INFORMATION:
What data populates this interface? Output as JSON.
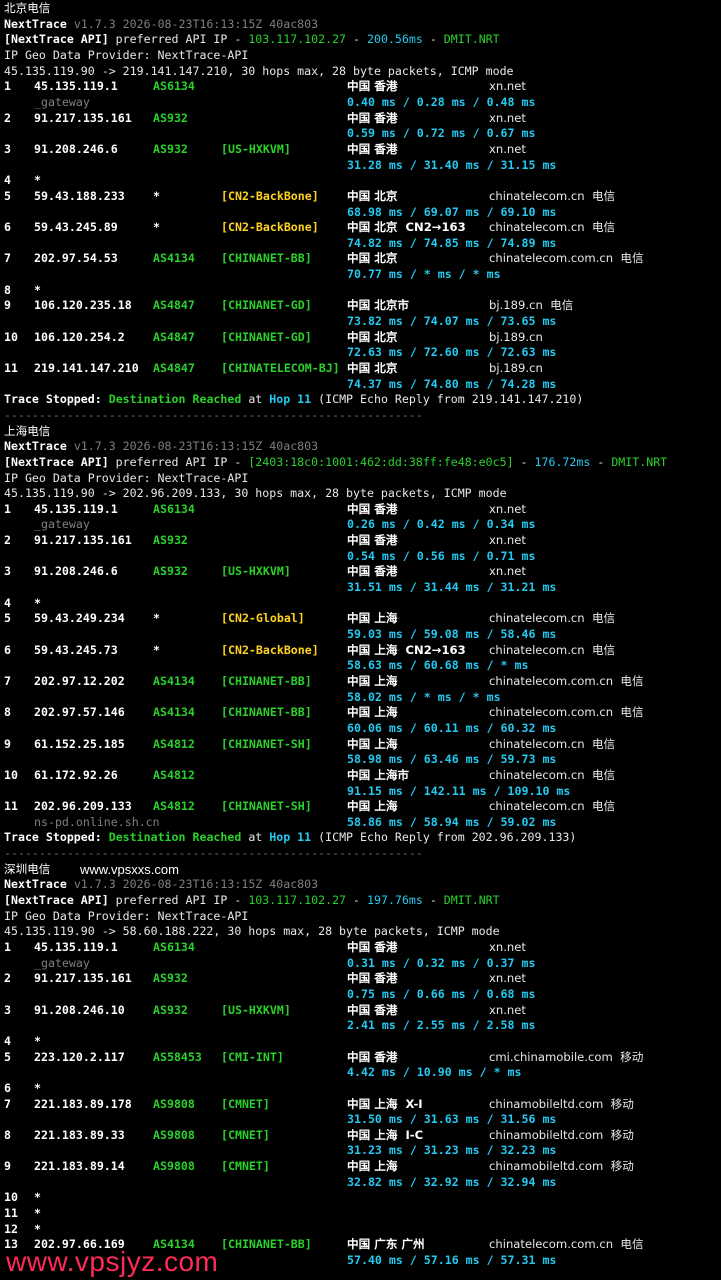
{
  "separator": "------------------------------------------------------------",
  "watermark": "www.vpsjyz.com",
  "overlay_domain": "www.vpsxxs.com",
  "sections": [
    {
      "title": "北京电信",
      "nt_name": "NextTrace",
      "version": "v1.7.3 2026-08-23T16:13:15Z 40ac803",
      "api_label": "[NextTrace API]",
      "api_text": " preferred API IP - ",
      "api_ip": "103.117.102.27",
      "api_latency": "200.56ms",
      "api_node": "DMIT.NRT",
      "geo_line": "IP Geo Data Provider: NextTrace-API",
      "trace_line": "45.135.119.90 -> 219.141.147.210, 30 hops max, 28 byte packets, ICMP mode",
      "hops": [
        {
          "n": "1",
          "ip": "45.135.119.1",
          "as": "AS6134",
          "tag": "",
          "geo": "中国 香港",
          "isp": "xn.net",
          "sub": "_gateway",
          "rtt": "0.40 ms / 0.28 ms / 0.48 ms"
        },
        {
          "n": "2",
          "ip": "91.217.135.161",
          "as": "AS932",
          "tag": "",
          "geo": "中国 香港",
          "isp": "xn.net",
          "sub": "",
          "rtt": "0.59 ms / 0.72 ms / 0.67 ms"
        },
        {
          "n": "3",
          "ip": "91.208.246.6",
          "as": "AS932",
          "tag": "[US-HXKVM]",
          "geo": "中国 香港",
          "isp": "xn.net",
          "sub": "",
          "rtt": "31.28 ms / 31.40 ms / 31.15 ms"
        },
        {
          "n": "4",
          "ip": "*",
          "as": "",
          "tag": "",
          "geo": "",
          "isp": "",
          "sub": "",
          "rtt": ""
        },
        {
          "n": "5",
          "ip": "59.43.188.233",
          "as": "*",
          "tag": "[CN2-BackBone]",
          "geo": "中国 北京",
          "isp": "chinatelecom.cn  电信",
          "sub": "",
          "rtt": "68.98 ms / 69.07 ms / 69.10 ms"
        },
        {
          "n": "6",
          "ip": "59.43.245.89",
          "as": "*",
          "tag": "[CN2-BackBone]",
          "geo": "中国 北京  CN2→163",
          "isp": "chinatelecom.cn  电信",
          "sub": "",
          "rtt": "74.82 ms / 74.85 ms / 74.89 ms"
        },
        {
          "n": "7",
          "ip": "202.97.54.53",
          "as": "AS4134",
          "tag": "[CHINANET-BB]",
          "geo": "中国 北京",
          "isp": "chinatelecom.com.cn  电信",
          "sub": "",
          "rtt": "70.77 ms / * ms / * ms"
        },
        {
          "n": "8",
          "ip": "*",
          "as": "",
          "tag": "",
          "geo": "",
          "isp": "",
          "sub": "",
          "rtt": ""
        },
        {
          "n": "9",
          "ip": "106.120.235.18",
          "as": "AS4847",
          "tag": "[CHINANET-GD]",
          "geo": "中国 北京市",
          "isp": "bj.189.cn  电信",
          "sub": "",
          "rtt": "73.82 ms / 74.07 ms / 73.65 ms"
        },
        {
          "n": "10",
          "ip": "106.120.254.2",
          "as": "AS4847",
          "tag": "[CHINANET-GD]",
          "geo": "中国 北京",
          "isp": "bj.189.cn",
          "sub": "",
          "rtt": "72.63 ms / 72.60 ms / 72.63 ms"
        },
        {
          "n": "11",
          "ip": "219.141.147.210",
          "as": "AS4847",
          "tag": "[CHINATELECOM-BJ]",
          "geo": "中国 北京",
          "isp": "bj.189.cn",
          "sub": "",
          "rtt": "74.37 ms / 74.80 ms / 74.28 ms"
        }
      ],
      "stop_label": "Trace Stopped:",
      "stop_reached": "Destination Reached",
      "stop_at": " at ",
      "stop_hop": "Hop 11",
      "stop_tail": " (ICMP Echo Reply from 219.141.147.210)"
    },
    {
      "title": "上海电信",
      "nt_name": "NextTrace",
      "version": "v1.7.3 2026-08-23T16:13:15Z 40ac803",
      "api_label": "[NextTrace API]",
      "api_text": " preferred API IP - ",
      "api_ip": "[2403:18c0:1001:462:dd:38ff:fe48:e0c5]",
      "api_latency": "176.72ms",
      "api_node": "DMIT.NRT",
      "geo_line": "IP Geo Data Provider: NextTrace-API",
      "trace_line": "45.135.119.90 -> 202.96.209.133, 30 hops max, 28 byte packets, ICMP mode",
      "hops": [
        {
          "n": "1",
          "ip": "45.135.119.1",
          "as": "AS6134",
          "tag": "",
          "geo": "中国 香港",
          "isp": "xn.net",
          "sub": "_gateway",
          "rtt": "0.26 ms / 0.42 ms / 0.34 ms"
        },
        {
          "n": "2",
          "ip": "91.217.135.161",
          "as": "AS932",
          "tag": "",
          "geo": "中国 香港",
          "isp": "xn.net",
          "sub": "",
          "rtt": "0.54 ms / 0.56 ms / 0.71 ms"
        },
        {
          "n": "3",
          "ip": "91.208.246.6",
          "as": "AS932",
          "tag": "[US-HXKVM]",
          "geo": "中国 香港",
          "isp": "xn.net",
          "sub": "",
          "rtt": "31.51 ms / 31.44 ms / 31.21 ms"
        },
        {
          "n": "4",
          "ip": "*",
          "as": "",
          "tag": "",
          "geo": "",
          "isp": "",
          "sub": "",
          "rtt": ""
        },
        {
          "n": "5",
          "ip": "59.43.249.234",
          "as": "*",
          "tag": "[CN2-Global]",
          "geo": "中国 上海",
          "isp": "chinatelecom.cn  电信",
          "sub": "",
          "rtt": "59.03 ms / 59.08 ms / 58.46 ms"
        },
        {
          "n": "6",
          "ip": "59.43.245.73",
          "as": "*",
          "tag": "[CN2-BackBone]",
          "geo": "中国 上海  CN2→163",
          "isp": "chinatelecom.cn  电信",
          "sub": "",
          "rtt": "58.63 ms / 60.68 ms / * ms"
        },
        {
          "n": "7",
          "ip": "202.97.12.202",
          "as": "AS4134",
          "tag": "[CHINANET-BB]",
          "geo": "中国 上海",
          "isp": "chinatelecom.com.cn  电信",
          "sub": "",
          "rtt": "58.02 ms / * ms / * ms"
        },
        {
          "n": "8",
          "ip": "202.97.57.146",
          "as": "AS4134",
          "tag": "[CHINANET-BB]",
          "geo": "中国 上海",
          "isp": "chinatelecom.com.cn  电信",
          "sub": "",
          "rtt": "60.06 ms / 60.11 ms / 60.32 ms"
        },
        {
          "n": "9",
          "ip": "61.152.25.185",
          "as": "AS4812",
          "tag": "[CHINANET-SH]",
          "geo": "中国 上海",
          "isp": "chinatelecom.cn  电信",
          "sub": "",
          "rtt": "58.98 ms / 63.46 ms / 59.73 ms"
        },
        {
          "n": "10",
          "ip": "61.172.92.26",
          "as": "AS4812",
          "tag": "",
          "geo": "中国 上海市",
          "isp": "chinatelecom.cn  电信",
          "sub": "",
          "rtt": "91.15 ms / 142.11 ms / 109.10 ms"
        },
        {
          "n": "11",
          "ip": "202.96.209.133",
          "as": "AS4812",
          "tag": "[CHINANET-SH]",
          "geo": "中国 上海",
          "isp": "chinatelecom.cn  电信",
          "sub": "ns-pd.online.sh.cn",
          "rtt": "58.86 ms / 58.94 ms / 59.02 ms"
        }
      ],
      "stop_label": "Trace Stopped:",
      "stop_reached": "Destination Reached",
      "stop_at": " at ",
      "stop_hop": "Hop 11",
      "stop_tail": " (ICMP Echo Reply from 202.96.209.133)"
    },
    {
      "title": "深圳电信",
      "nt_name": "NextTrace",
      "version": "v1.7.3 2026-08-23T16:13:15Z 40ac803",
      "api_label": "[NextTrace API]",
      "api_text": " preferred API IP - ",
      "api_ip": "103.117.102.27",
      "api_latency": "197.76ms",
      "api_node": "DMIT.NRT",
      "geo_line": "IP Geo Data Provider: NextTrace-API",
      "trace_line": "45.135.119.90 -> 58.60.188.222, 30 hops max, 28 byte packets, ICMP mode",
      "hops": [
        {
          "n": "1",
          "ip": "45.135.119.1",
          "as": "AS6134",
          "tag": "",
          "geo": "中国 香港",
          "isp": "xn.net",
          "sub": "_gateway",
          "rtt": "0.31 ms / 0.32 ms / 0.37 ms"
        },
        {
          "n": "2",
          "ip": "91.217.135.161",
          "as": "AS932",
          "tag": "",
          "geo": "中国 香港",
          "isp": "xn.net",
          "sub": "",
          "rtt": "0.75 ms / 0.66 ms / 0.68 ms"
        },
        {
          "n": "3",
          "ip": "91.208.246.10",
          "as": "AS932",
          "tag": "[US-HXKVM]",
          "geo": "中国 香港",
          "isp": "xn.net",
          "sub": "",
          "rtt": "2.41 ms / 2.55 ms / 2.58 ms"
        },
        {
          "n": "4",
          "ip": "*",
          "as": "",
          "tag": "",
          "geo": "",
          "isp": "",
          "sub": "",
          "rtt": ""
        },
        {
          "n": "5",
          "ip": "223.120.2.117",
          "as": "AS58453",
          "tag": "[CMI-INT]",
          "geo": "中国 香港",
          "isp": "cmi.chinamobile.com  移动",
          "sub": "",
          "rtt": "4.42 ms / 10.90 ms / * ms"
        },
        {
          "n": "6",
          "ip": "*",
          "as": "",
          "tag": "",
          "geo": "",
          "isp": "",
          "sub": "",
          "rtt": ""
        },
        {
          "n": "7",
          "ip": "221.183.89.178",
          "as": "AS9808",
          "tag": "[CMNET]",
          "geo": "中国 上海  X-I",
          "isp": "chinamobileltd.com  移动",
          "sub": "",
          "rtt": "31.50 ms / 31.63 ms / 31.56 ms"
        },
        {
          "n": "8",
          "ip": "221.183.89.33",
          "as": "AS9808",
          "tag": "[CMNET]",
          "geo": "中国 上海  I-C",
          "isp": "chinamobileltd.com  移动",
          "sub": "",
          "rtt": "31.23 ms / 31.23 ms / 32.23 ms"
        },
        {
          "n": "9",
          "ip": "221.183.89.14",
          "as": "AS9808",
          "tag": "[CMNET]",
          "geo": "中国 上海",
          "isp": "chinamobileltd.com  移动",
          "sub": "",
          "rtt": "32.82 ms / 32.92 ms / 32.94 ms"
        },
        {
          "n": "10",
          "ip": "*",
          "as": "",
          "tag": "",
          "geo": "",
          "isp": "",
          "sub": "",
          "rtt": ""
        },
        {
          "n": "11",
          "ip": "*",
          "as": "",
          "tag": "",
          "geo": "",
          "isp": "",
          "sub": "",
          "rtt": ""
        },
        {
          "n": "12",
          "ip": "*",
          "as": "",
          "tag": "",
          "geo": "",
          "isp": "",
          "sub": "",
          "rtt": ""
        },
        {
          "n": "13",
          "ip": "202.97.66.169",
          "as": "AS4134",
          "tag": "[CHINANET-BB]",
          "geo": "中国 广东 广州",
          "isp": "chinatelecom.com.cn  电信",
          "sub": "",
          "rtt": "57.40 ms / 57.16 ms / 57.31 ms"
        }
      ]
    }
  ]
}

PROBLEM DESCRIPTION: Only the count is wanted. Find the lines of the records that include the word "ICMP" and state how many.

EXERCISE SOLUTION: 5